BEGIN Recorded information
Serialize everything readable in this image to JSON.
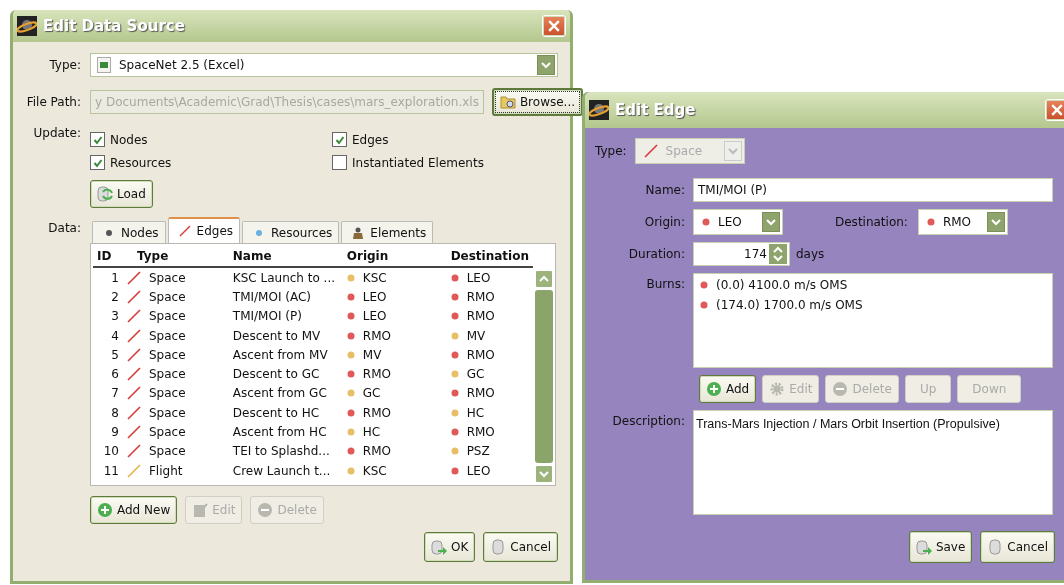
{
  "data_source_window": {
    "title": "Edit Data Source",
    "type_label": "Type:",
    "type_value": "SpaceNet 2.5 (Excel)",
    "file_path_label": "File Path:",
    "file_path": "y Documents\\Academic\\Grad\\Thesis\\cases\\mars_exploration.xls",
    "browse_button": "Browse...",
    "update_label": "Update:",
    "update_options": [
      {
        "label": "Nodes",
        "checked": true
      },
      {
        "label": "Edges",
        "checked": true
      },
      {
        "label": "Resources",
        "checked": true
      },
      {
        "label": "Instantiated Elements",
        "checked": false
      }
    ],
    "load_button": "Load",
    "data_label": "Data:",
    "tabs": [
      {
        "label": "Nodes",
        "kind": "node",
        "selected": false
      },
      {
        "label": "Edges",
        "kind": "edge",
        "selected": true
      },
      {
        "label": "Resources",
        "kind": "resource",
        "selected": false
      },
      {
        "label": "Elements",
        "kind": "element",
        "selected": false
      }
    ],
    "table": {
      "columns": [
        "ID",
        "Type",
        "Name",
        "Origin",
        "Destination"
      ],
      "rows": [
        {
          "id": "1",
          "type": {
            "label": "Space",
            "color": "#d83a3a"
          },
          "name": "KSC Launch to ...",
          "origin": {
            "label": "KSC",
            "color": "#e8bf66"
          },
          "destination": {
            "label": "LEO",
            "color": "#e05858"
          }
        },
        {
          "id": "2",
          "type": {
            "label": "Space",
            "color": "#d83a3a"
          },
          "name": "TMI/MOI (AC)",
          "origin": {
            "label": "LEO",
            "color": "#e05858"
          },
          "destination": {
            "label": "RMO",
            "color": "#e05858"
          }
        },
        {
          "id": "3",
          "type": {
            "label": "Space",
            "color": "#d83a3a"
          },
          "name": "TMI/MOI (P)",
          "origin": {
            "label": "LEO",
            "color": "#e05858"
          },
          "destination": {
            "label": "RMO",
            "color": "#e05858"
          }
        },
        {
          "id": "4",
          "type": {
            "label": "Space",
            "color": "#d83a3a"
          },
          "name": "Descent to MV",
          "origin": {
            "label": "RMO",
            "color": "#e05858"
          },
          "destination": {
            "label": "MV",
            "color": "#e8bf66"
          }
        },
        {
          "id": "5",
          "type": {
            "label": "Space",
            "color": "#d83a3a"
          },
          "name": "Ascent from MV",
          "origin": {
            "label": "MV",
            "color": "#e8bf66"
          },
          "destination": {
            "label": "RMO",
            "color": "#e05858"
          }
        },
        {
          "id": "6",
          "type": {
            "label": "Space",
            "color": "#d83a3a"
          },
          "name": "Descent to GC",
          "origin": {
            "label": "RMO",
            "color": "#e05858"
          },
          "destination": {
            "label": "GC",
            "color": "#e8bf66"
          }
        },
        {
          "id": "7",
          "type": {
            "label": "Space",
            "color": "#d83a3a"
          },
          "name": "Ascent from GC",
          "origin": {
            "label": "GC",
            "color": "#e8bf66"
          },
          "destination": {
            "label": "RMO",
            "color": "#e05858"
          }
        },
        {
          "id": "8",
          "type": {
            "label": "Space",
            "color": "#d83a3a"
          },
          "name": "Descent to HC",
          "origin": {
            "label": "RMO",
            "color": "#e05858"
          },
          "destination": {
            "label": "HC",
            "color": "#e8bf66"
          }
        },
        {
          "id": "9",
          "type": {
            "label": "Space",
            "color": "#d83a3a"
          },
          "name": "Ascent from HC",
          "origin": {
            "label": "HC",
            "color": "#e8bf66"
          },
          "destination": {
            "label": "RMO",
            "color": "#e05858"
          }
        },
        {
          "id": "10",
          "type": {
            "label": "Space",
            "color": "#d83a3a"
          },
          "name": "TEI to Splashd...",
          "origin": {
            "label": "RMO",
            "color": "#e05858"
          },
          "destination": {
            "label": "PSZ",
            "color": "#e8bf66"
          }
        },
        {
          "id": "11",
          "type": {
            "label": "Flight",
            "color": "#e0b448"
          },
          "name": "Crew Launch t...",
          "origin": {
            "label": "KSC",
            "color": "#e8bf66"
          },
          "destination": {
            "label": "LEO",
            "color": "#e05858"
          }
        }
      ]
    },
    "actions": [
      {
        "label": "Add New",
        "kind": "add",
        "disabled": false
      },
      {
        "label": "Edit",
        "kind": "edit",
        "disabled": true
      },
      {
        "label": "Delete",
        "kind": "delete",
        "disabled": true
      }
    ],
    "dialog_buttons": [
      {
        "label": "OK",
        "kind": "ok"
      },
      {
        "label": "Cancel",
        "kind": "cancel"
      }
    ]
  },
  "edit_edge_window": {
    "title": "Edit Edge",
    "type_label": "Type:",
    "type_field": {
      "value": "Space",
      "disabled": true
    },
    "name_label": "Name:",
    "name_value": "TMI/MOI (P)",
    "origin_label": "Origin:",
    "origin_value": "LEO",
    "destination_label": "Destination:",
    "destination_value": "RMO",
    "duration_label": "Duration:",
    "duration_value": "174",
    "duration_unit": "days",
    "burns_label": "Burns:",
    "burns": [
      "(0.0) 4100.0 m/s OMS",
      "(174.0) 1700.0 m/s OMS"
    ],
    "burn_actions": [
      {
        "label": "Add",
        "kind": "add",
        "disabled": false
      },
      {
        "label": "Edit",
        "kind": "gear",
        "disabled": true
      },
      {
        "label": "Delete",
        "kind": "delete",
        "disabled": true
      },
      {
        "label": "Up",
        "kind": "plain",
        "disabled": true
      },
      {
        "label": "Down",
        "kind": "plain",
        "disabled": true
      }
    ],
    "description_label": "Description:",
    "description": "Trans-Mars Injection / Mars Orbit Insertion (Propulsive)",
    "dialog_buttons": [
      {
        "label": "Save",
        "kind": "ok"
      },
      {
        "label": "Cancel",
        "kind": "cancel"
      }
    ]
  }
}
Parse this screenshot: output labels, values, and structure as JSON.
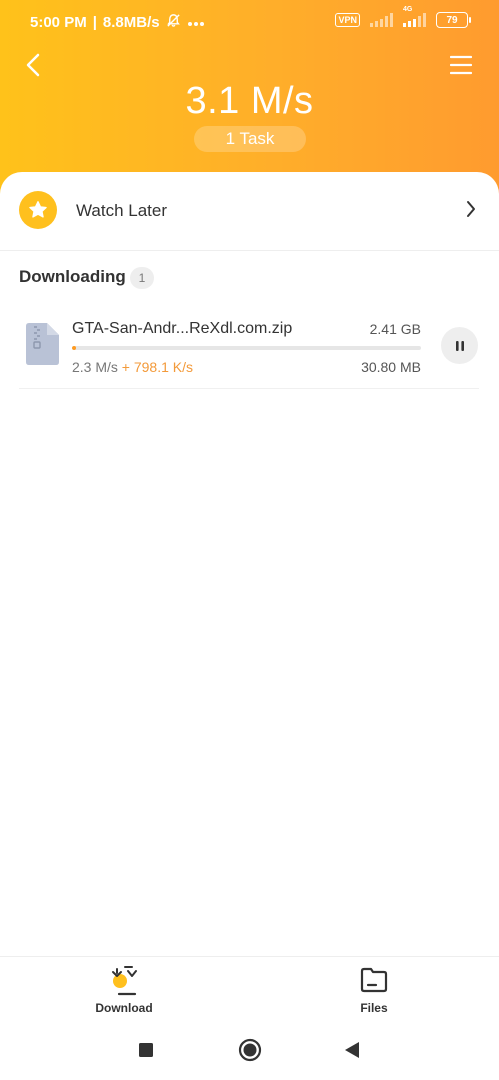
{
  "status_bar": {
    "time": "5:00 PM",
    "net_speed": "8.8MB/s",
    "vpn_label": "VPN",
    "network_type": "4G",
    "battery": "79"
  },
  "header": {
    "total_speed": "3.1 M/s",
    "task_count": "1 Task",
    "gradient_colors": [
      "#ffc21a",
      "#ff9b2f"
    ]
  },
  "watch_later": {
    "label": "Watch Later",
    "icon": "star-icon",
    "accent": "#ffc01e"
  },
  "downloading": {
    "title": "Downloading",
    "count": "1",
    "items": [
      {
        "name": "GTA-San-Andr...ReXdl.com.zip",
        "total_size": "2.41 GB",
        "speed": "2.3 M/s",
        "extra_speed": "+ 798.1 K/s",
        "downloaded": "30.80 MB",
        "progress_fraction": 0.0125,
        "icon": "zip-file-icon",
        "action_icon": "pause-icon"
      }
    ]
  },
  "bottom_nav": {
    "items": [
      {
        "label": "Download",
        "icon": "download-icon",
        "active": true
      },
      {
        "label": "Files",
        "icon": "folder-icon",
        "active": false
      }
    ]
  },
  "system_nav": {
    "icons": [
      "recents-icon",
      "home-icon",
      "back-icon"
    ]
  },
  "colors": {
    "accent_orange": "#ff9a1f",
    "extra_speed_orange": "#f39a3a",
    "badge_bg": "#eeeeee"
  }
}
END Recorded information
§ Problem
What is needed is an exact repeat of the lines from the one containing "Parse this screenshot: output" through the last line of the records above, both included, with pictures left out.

§ Solution for this exercise
Parse this screenshot: output labels, values, and structure as JSON.
{
  "status_bar": {
    "time": "5:00 PM",
    "net_speed": "8.8MB/s",
    "vpn_label": "VPN",
    "network_type": "4G",
    "battery": "79"
  },
  "header": {
    "total_speed": "3.1 M/s",
    "task_count": "1 Task",
    "gradient_colors": [
      "#ffc21a",
      "#ff9b2f"
    ]
  },
  "watch_later": {
    "label": "Watch Later",
    "icon": "star-icon",
    "accent": "#ffc01e"
  },
  "downloading": {
    "title": "Downloading",
    "count": "1",
    "items": [
      {
        "name": "GTA-San-Andr...ReXdl.com.zip",
        "total_size": "2.41 GB",
        "speed": "2.3 M/s",
        "extra_speed": "+ 798.1 K/s",
        "downloaded": "30.80 MB",
        "progress_fraction": 0.0125,
        "icon": "zip-file-icon",
        "action_icon": "pause-icon"
      }
    ]
  },
  "bottom_nav": {
    "items": [
      {
        "label": "Download",
        "icon": "download-icon",
        "active": true
      },
      {
        "label": "Files",
        "icon": "folder-icon",
        "active": false
      }
    ]
  },
  "system_nav": {
    "icons": [
      "recents-icon",
      "home-icon",
      "back-icon"
    ]
  },
  "colors": {
    "accent_orange": "#ff9a1f",
    "extra_speed_orange": "#f39a3a",
    "badge_bg": "#eeeeee"
  }
}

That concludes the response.